The social sciences approach subjective, inter-subjective, interactive, systemic, and constructed aspects of society as empirically existent systems which can be objectively proven. However, are traditionally referred to as soft sciences. This is in contrast to hard sciences, such as the natural sciences, which may focus exclusively on systemic aspects of nature.
The word "science" is older than its modern use, which is as a short-form for "natural science". Uses of the word "science", in contexts other than those of the natural sciences, are historically valid, so long as they are describing an art or organized body of knowledge which can be taught objectively. The use of the word "science" is not therefore always an attempt to claim that the subject in question ought to stand on the same footing of inquiry as a natural science.

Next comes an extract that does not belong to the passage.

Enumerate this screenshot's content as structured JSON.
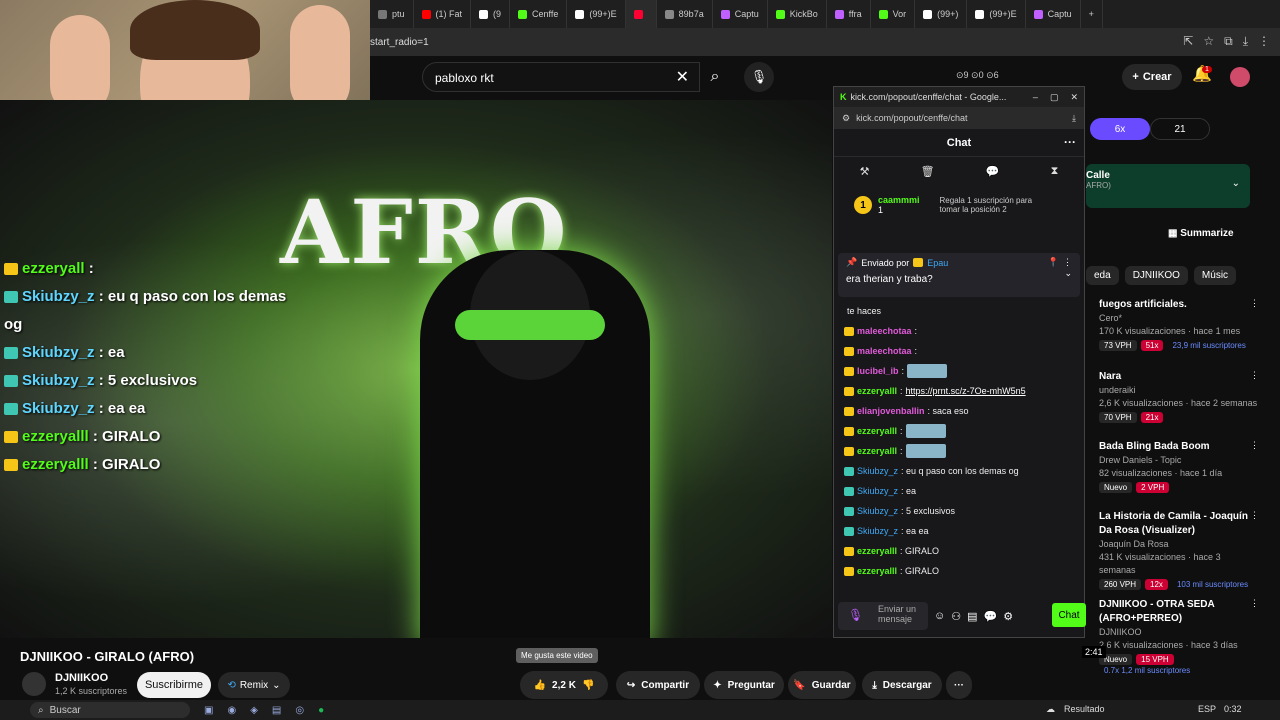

^Weber wrote his books in German. Original titles printed after his death (1920) are most likely compilations of his unfinished works (note the 'Collected Essays...' form in titles). Many translations are made of parts or selections of various German originals, and the names of the translations often do not reveal what part of German work they contain. Weber's work is generally Iquoted according to the critical Gesamtausgabe (collected works edition), which is published by Mohr Siebeck in Tübingen, Germany. For an extensive list of Max Weber's works see list of Max Weber works.